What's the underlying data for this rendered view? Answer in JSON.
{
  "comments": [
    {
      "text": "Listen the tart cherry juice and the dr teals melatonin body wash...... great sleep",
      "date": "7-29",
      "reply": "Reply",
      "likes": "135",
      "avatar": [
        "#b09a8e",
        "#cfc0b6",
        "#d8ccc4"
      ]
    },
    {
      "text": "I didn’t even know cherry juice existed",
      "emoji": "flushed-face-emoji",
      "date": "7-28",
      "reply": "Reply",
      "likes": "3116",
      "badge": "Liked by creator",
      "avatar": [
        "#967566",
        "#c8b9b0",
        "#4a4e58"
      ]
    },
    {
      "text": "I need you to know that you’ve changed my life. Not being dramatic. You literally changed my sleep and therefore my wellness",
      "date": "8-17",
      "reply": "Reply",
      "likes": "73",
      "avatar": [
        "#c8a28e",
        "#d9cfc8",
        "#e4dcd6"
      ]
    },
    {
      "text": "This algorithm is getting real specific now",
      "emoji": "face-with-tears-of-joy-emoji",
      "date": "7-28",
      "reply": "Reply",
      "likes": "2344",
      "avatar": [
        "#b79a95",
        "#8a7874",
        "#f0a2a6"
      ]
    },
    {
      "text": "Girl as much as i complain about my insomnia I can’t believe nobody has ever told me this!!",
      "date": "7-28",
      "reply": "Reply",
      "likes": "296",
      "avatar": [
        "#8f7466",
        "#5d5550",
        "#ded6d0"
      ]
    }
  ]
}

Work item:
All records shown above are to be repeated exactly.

Solution:
What's the underlying data for this rendered view? Answer in JSON.
{
  "comments": [
    {
      "text": "Listen the tart cherry juice and the dr teals melatonin body wash...... great sleep",
      "date": "7-29",
      "reply": "Reply",
      "likes": "135",
      "avatar": [
        "#b09a8e",
        "#cfc0b6",
        "#d8ccc4"
      ]
    },
    {
      "text": "I didn’t even know cherry juice existed",
      "emoji": "flushed-face-emoji",
      "date": "7-28",
      "reply": "Reply",
      "likes": "3116",
      "badge": "Liked by creator",
      "avatar": [
        "#967566",
        "#c8b9b0",
        "#4a4e58"
      ]
    },
    {
      "text": "I need you to know that you’ve changed my life. Not being dramatic. You literally changed my sleep and therefore my wellness",
      "date": "8-17",
      "reply": "Reply",
      "likes": "73",
      "avatar": [
        "#c8a28e",
        "#d9cfc8",
        "#e4dcd6"
      ]
    },
    {
      "text": "This algorithm is getting real specific now",
      "emoji": "face-with-tears-of-joy-emoji",
      "date": "7-28",
      "reply": "Reply",
      "likes": "2344",
      "avatar": [
        "#b79a95",
        "#8a7874",
        "#f0a2a6"
      ]
    },
    {
      "text": "Girl as much as i complain about my insomnia I can’t believe nobody has ever told me this!!",
      "date": "7-28",
      "reply": "Reply",
      "likes": "296",
      "avatar": [
        "#8f7466",
        "#5d5550",
        "#ded6d0"
      ]
    }
  ]
}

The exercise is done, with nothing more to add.